At the beginning of her writing career, Caird briefly used the pseudonym G. Noel Hatton, but of the five novels she published between 1883 and 1915, The Wing of Azrael (1889), A Romance of the Moors (1891), and The Daughters of Danaus (1894; repr. 1989), published under her own name, have received the most attention from literary critics…

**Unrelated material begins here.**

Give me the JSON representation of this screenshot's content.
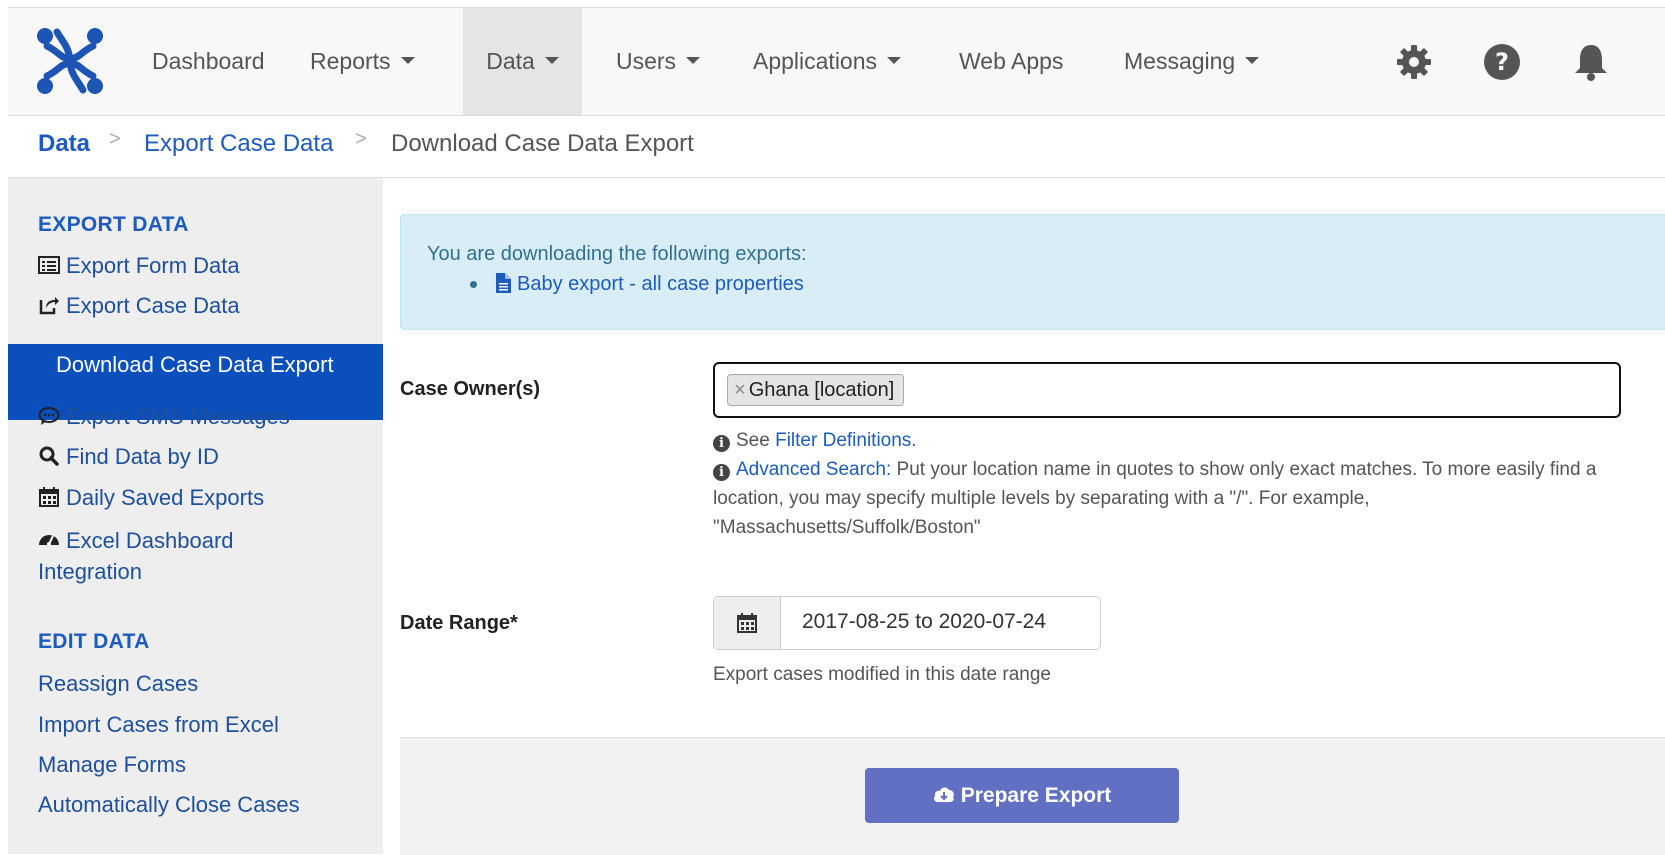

…Her general ideas are focused on equality for women in marriage and for equal partnerships in the home which will ‘bring us to the end of the patriarchal system’ which she described as repressive both for men, who were trained to see only ‘the woman’s-sphere and woman’s-responsibility condition of things’, and for women, whose ‘best qualities … will disappear’ if they keep within such a system. Her essays are frequently derisive and she employs irony to make her points about the repressive order of society which cannot separate wives from other types of property. As a progressive thinker, Caird sought legal reforms in childcare and divorce which would improve women’s social positions by removing the stigmas of irresponsibility and ignorance. Her views have been the subject of late twentieth-century feminist literary criticism concentrated on how she approached the issue of social change in her fiction and her essays. Her efforts earned her the label of ‘feminist’ in her lifetime and she has been described by John Sutherland as ‘one of the most aggressive of the New Woman novelists’. She was also active in the temperance movement, and was an outspoken antivivisectionist, publishing two works on the subject in 1894 and 1896.